[hoos-gou] /ˈhus gaʊ/
(US) a slang word for jail
“jail,” 1911, western U.S., probably from mispronunciation of Mexican Spanish juzgao “tribunal, court,” from juzgar “to judge,” used as a noun, from Latin judicare “to judge,” which is related to judicem (see judge (v.)).
[1911+; fr Mexican Spanish juzgao, ”tribunal, court”]
[hoo-zher] /ˈhu ʒər/ noun 1. a native or inhabitant of Indiana (used as a nickname). 2. (usually lowercase) any awkward, unsophisticated person, especially a rustic. /ˈhuːʒɪə/ noun 1. (US) a native or inhabitant of Indiana “native or resident of Indiana,” by c.1830, American English, of unknown origin; fanciful explanations were printed in 1830s newspapers.
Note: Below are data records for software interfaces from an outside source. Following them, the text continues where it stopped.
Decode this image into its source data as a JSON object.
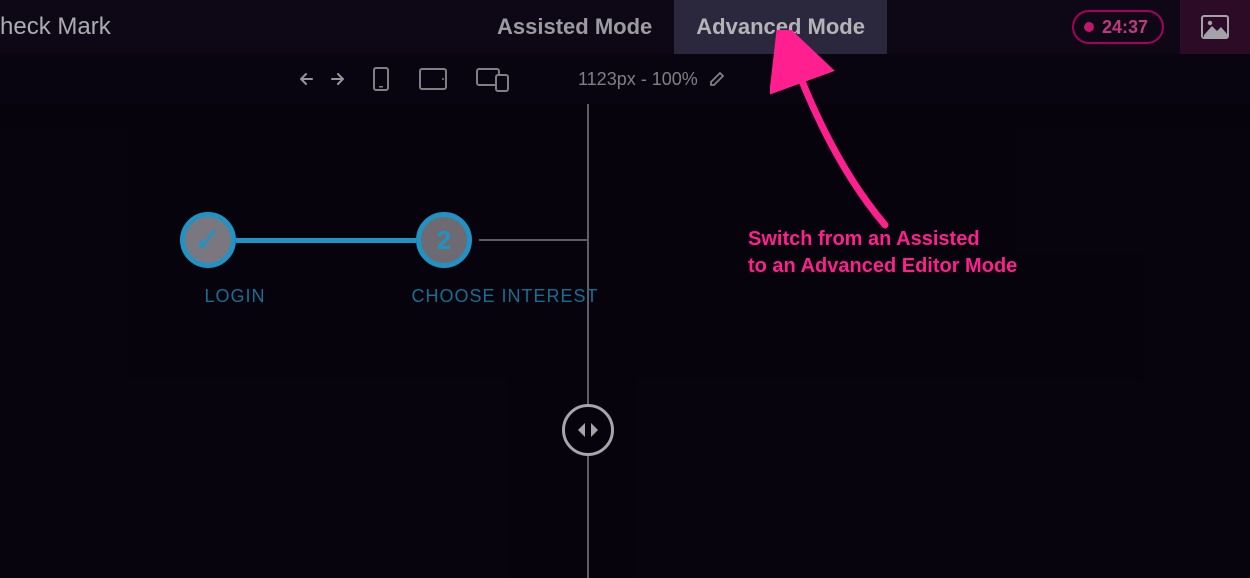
{
  "header": {
    "title_fragment": "heck Mark",
    "tabs": {
      "assisted": "Assisted Mode",
      "advanced": "Advanced Mode"
    },
    "timer": "24:37"
  },
  "toolbar": {
    "viewport_label": "1123px - 100%"
  },
  "stepper": {
    "step1_label": "LOGIN",
    "step2_number": "2",
    "step2_label": "CHOOSE INTEREST"
  },
  "annotation": {
    "line1": "Switch from an Assisted",
    "line2": "to an Advanced Editor Mode"
  }
}
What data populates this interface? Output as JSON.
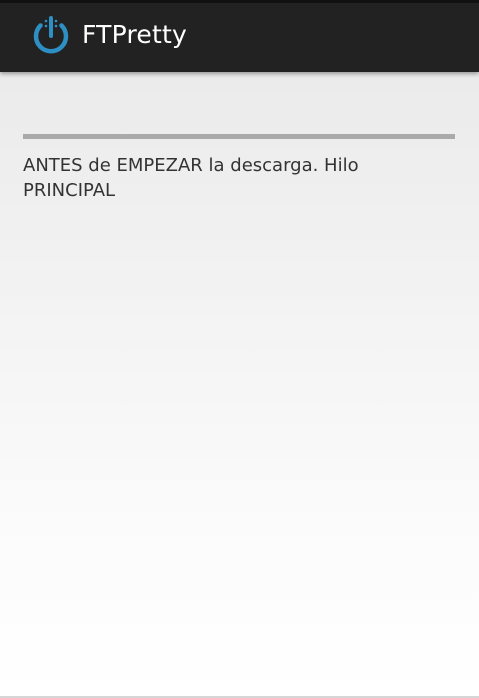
{
  "app": {
    "title": "FTPretty",
    "icon": "power-download-icon",
    "accent_color": "#33b5e5",
    "action_bar_color": "#222222"
  },
  "main": {
    "progress": 0,
    "status_text": "ANTES de EMPEZAR la descarga. Hilo PRINCIPAL"
  }
}
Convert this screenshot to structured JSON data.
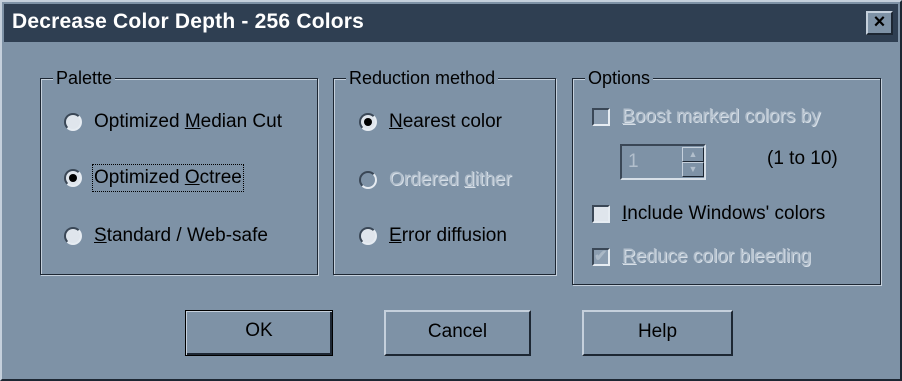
{
  "window": {
    "title": "Decrease Color Depth - 256 Colors",
    "close_label": "×"
  },
  "palette": {
    "legend": "Palette",
    "options": [
      {
        "pre": "Optimized ",
        "u": "M",
        "post": "edian Cut",
        "selected": false
      },
      {
        "pre": "Optimized ",
        "u": "O",
        "post": "ctree",
        "selected": true
      },
      {
        "pre": "",
        "u": "S",
        "post": "tandard / Web-safe",
        "selected": false
      }
    ]
  },
  "reduction": {
    "legend": "Reduction method",
    "options": [
      {
        "pre": "",
        "u": "N",
        "post": "earest color",
        "selected": true,
        "disabled": false
      },
      {
        "pre": "Ordered ",
        "u": "d",
        "post": "ither",
        "selected": false,
        "disabled": true
      },
      {
        "pre": "",
        "u": "E",
        "post": "rror diffusion",
        "selected": false,
        "disabled": false
      }
    ]
  },
  "options": {
    "legend": "Options",
    "boost": {
      "pre": "",
      "u": "B",
      "post": "oost marked colors by",
      "checked": false,
      "disabled": true
    },
    "boost_value": "1",
    "boost_range": "(1 to 10)",
    "include_windows": {
      "pre": "",
      "u": "I",
      "post": "nclude Windows' colors",
      "checked": false,
      "disabled": false
    },
    "reduce_bleeding": {
      "pre": "",
      "u": "R",
      "post": "educe color bleeding",
      "checked": true,
      "disabled": true
    }
  },
  "buttons": {
    "ok": "OK",
    "cancel": "Cancel",
    "help": "Help"
  },
  "colors": {
    "face": "#7e92a6",
    "title_bar": "#2f3f52",
    "highlight": "#c5d0dc",
    "shadow": "#1d2733"
  }
}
Said […]
noun 1. a tall kitchen cabinet mass-produced during the early part of the 20th century, usually of oak, featuring an enameled work surface, storage bins, a flour sifter, etc.
noun 1. Indiana (used as a nickname).
[hoot] /hut/ verb (used without object) 1. to cry out or shout, especially in disapproval or derision. 2. to utter the cry characteristic of an owl. 3. to utter a similar sound. 4. Chiefly British. to blow a horn or whistle; toot. verb (used with object) 5. to assail with shouts of disapproval or derision: […]